The Australian Bureau of Statistics has now released their paper which describes the changes that will be made to the Consumer Price Index (CPI) and Selected Living Cost Indexes (SLCIs) as a result of the introduction of the 17th series expenditure patterns.
There are quite a number of technical changes, as well as different weights for specific items. Housing and power costs for example will be higher. From 2018, the CPI will be re–weighted annually in December quarters
The first publications based on the 17th series will be in respect of the December quarter 2017, which are due to be released on 31 January 2018 (CPI) and 7 February 2018 (SLCIs).
Australia has produced indexes of retail price inflation going back as far as 1901. Prior to the introduction of the CPI in 1960, there were five series of retail price indexes compiled by the (then) Commonwealth Bureau of Census and Statistics. Since 1960, the Australian Bureau of Statistics (ABS) has maintained a program of periodic reviews of the CPI to ensure that it continues to meet community needs. The main objective of these reviews is to update the household expenditure information used to set the item weights in the CPI, but they also provide an opportunity to reassess the scope and coverage of the index.

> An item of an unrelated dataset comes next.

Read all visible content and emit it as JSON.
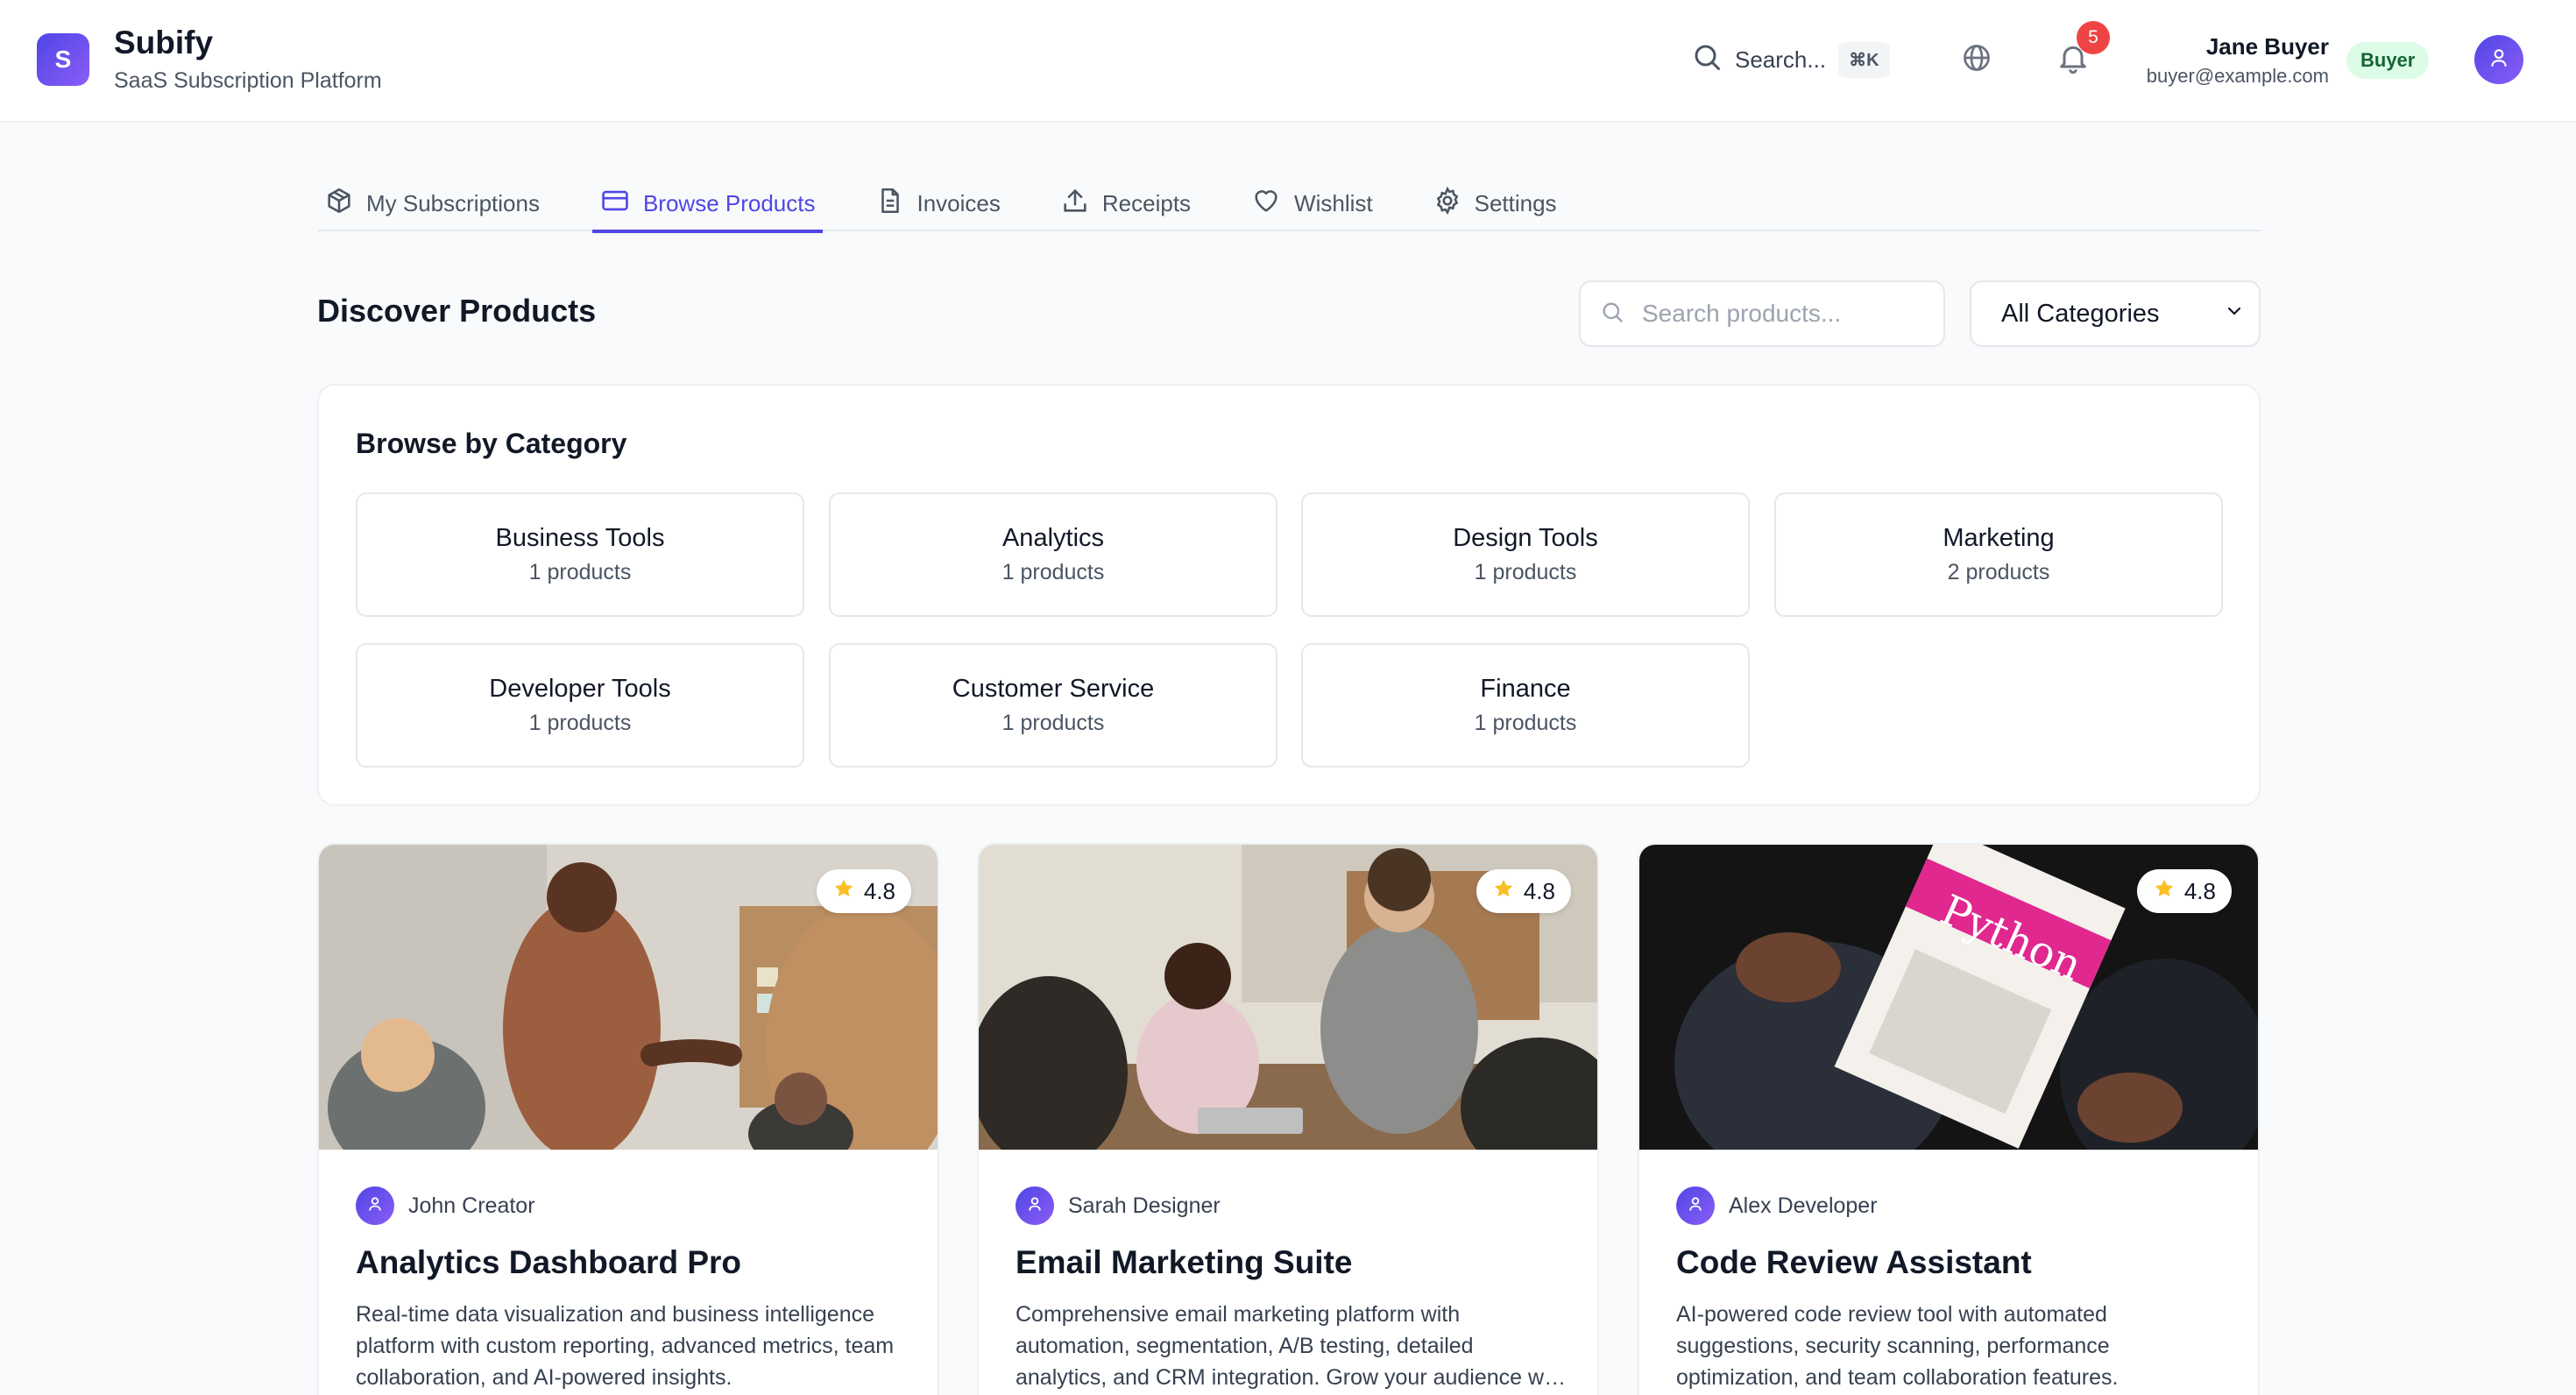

The SLCIs, incorporating the Pensioner and Beneficiary Living Cost Index (PBLCI) and the Analytical Living Cost Indexes (ALCIs) have also been reviewed as part of the 17th series. These indexes are produced as a by-product of the CPI, with weights also derived from the Household Expenditure Survey (HES).

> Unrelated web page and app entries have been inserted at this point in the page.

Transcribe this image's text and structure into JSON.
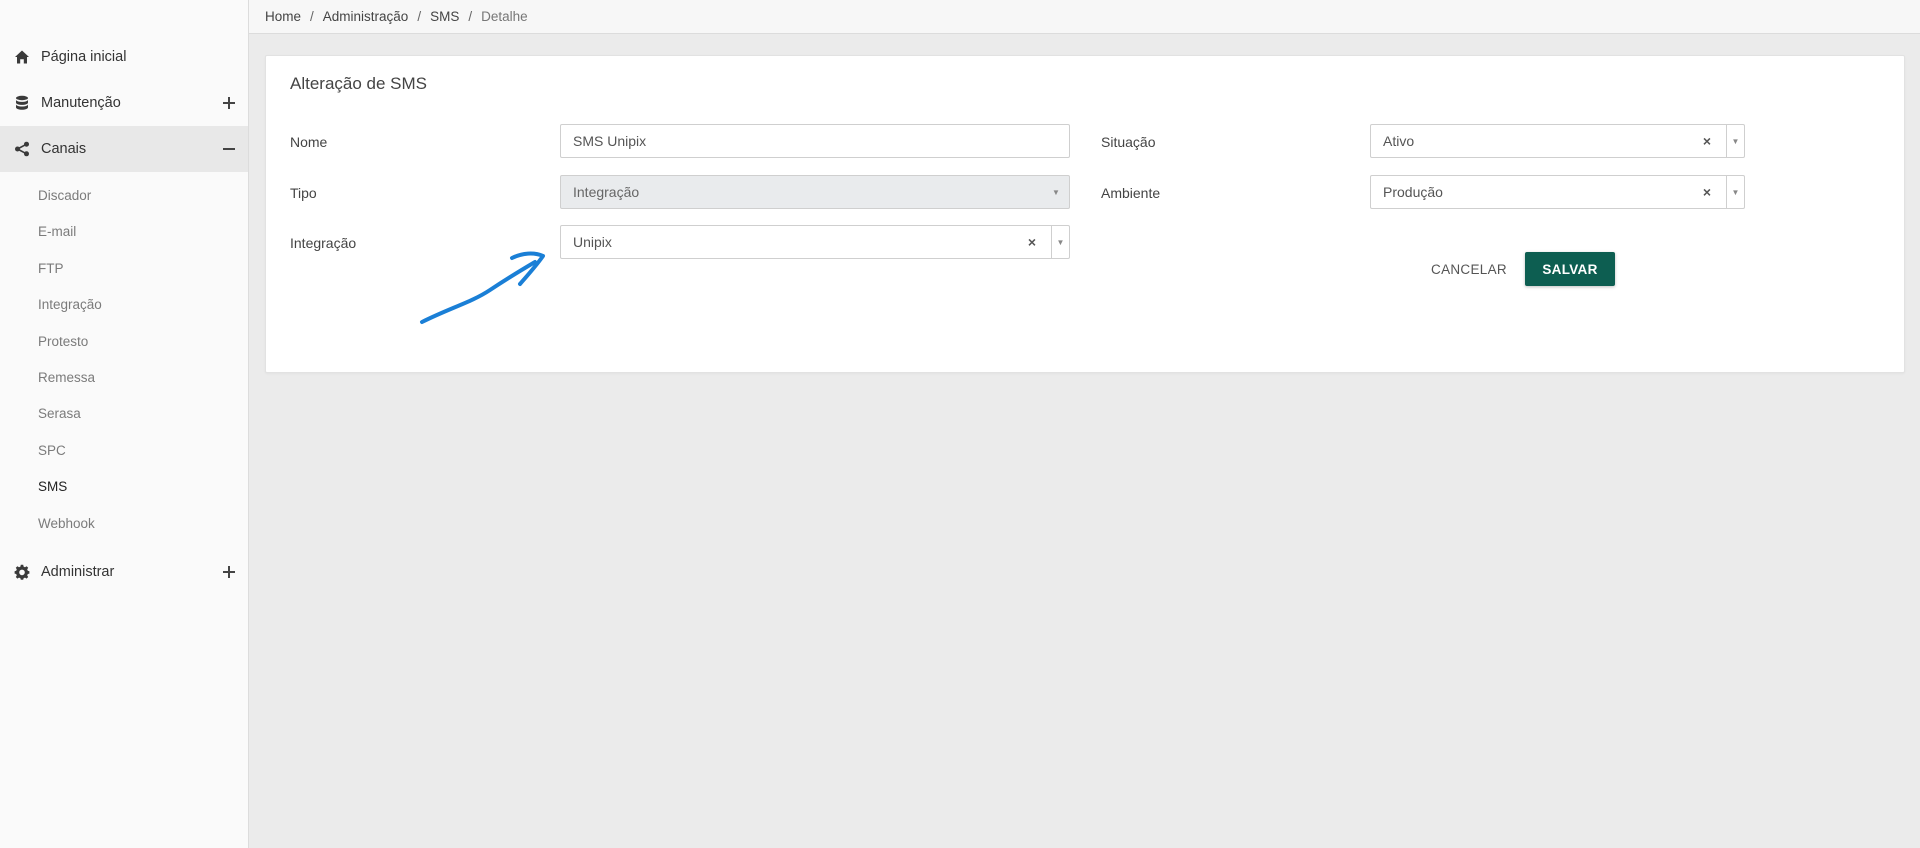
{
  "breadcrumb": {
    "items": [
      "Home",
      "Administração",
      "SMS"
    ],
    "current": "Detalhe",
    "separator": "/"
  },
  "sidebar": {
    "main": [
      {
        "label": "Página inicial",
        "icon": "home-icon"
      },
      {
        "label": "Manutenção",
        "icon": "database-icon",
        "toggle": "plus"
      },
      {
        "label": "Canais",
        "icon": "share-icon",
        "toggle": "minus"
      },
      {
        "label": "Administrar",
        "icon": "gear-icon",
        "toggle": "plus"
      }
    ],
    "sub": [
      "Discador",
      "E-mail",
      "FTP",
      "Integração",
      "Protesto",
      "Remessa",
      "Serasa",
      "SPC",
      "SMS",
      "Webhook"
    ],
    "active_sub": "SMS"
  },
  "form": {
    "title": "Alteração de SMS",
    "nome": {
      "label": "Nome",
      "value": "SMS Unipix"
    },
    "tipo": {
      "label": "Tipo",
      "value": "Integração"
    },
    "integracao": {
      "label": "Integração",
      "value": "Unipix"
    },
    "situacao": {
      "label": "Situação",
      "value": "Ativo"
    },
    "ambiente": {
      "label": "Ambiente",
      "value": "Produção"
    },
    "cancel_label": "CANCELAR",
    "save_label": "SALVAR",
    "clear_glyph": "×",
    "arrow_glyph": "▼"
  },
  "colors": {
    "primary": "#0d5e51",
    "annotation": "#1a7fd6"
  }
}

The 17th series review is a minor review of the CPI and SLCIs, consisting of an update of the upper level (expenditure class) weights in line with the latest HES, and a simple examination of structures and methodologies.

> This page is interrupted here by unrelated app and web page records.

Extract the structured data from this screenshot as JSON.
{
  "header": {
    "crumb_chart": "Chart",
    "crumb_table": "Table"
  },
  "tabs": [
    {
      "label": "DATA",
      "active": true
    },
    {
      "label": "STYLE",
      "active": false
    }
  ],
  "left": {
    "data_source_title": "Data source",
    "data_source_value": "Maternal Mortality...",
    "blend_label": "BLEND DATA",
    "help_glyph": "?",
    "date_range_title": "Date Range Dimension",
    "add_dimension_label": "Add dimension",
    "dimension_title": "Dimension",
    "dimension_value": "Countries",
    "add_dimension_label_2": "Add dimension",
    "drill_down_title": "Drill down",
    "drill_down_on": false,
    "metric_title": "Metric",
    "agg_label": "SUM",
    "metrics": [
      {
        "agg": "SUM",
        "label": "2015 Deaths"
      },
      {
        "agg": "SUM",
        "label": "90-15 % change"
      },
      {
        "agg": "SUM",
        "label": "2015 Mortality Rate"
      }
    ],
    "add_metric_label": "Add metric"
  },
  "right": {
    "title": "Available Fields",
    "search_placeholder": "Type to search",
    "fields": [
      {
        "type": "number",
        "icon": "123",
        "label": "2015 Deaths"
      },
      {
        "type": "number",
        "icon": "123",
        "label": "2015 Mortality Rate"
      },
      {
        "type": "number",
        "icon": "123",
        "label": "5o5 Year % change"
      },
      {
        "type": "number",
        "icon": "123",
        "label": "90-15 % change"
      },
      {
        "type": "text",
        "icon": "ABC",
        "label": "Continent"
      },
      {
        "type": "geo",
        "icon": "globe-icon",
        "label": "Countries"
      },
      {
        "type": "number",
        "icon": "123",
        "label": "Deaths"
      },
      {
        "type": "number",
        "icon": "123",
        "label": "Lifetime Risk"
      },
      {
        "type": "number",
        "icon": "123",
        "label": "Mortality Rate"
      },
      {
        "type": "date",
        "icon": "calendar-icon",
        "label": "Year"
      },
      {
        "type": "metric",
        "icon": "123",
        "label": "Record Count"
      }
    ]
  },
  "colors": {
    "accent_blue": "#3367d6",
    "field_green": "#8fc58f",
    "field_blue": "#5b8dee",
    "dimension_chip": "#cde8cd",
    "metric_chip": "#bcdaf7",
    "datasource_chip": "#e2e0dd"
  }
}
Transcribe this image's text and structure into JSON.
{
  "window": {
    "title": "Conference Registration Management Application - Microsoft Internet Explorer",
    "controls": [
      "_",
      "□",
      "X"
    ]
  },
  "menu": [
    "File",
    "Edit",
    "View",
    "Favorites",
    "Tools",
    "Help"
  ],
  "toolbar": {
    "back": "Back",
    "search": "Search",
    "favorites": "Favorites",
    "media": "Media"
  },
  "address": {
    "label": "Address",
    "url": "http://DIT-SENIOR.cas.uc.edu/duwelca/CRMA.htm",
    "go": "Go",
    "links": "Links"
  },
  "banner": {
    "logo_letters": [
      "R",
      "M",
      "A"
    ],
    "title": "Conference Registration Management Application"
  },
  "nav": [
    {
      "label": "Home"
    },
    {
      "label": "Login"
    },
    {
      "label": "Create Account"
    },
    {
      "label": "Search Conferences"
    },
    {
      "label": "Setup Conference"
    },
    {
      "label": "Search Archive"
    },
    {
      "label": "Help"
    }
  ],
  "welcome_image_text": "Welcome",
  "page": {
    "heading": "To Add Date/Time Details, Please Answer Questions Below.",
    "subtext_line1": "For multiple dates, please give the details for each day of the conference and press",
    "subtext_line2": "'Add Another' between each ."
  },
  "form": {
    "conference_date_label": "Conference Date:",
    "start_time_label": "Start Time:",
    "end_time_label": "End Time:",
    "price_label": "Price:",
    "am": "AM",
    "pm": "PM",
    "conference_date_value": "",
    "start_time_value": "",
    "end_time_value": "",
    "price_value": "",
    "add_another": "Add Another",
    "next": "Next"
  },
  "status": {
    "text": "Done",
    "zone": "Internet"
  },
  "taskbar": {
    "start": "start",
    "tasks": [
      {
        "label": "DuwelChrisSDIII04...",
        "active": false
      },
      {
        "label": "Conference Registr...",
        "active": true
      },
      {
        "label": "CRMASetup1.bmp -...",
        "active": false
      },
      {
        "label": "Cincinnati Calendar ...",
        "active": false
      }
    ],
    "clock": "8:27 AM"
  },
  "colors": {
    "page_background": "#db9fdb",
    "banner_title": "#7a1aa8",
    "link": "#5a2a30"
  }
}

This information paper provides an overview of the changes to the CPI and SLCIs that will be introduced with the 17th series from the December quarter 2017. It describes the household expenditure data used to calculate the weights and the ways in which some of the data have been adjusted to align with CPI and SLCI requirements. The paper also presents the updated weighting patterns and some background on the major shifts in weights between the 16th and 17th series. There are no changes to the classification structure or publications in respect of the 17th series.
They also continue to explore options for a more frequent and timely monthly measure.